WORK ITEM: Copy out each line of the data that holds the word "What".

(AVAILABLE DATA)

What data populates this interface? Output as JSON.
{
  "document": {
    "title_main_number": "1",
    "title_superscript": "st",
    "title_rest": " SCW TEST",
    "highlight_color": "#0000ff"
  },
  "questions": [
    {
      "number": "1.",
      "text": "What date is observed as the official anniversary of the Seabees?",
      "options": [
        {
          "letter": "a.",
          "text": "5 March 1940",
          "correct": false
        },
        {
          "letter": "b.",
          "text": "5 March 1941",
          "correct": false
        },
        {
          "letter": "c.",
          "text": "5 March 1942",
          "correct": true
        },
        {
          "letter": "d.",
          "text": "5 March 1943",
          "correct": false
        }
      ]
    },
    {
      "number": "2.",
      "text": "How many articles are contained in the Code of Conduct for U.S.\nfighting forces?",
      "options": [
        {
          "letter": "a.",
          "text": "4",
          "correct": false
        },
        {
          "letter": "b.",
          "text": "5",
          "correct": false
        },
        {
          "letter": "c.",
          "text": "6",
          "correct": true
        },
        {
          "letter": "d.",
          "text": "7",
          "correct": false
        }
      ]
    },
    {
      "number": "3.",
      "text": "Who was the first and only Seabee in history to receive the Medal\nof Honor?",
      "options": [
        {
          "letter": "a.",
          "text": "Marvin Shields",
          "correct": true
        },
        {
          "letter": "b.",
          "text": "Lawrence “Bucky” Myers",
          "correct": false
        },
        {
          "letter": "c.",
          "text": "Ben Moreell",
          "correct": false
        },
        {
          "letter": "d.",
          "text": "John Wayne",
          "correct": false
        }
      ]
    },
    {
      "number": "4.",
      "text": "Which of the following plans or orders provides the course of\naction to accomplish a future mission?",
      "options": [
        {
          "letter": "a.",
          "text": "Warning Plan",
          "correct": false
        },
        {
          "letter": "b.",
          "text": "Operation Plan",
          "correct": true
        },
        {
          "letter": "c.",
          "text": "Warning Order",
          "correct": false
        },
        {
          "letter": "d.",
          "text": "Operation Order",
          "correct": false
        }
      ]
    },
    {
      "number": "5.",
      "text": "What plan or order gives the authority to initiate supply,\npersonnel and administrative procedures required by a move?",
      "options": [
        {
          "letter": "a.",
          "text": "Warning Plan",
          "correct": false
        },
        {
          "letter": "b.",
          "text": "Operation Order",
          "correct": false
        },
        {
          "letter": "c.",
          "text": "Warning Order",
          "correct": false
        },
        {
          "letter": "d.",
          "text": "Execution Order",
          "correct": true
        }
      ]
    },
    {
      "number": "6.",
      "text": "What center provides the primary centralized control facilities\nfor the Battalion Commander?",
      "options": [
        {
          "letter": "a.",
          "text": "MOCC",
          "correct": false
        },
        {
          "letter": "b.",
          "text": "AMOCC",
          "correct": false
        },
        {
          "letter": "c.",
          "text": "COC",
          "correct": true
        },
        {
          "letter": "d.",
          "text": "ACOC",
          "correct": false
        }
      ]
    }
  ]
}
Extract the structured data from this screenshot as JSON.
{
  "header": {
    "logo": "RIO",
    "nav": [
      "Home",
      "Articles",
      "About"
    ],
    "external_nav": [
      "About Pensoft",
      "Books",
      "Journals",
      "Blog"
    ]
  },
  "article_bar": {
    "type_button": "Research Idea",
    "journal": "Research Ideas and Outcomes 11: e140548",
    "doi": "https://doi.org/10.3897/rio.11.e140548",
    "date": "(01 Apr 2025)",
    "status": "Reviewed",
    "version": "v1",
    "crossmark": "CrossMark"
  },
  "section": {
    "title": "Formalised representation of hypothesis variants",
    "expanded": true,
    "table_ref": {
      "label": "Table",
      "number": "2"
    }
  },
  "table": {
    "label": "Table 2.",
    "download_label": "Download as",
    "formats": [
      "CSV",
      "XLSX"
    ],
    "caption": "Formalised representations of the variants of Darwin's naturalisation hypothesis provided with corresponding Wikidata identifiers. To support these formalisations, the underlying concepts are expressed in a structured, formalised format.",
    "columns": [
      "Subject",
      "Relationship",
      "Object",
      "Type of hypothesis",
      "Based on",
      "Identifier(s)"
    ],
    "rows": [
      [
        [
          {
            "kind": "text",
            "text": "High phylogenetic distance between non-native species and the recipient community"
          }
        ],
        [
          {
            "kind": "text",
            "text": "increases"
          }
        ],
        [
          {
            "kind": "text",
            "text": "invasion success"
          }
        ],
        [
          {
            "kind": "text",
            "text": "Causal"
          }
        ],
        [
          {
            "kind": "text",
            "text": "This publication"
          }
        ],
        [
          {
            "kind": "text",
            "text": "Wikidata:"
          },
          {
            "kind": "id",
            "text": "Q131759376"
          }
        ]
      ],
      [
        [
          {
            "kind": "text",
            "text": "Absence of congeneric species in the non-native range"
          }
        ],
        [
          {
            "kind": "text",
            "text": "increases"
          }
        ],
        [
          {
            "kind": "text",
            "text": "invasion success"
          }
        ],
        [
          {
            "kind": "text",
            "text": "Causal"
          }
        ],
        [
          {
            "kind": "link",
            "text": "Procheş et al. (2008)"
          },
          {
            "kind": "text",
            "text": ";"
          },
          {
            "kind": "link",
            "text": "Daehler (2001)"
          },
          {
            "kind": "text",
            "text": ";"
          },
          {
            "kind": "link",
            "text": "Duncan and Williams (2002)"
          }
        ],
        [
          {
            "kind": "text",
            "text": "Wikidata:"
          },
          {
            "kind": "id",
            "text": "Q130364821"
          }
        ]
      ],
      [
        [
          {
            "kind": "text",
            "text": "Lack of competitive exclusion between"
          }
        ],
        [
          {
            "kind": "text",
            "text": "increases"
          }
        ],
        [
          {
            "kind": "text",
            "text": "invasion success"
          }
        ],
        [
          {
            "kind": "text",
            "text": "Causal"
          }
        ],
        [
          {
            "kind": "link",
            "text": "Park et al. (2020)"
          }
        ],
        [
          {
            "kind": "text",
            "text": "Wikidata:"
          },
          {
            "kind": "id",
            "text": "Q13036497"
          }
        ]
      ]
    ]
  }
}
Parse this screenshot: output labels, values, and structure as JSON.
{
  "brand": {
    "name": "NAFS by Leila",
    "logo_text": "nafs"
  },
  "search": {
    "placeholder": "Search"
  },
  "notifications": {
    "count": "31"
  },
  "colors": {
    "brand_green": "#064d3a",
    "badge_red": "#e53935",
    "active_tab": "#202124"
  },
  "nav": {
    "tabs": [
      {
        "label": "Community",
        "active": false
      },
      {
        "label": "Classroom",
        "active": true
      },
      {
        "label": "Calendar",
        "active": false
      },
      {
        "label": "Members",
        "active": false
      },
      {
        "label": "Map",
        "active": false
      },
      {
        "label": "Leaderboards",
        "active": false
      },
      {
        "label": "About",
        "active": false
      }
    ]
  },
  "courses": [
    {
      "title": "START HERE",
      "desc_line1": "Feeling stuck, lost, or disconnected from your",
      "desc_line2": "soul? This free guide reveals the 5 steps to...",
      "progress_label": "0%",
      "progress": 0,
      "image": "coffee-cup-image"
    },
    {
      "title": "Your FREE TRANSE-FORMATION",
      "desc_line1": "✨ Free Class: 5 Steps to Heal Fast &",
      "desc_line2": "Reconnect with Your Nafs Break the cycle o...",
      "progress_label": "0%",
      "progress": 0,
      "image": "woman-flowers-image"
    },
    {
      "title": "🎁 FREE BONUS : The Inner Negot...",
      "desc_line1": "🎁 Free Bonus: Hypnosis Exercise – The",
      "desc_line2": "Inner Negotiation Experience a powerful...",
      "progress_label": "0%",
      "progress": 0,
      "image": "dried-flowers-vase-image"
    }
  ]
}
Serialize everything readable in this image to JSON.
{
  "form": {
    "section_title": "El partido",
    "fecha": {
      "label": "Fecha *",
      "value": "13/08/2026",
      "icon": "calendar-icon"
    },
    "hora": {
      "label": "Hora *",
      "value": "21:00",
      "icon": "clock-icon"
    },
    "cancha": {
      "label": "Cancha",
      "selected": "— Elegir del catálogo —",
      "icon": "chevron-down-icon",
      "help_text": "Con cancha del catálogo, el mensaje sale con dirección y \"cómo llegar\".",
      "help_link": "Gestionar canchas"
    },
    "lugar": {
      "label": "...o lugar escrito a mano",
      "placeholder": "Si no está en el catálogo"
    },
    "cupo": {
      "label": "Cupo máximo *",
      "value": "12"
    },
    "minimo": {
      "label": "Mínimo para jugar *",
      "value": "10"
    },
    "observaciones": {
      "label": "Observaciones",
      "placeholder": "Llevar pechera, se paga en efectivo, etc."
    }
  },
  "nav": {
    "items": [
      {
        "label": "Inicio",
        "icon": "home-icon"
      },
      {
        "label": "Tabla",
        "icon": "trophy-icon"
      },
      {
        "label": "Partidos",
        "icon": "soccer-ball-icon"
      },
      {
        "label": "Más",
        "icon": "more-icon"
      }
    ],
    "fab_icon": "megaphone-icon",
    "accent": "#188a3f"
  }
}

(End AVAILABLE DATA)

TASK RESULT:
What data populates this interface? Output as JSON.
      "text": "What date is observed as the official anniversary of the Seabees?",
      "text": "What plan or order gives the authority to initiate supply,\npersonnel and administrative procedures required by a move?",
      "text": "What center provides the primary centralized control facilities\nfor the Battalion Commander?",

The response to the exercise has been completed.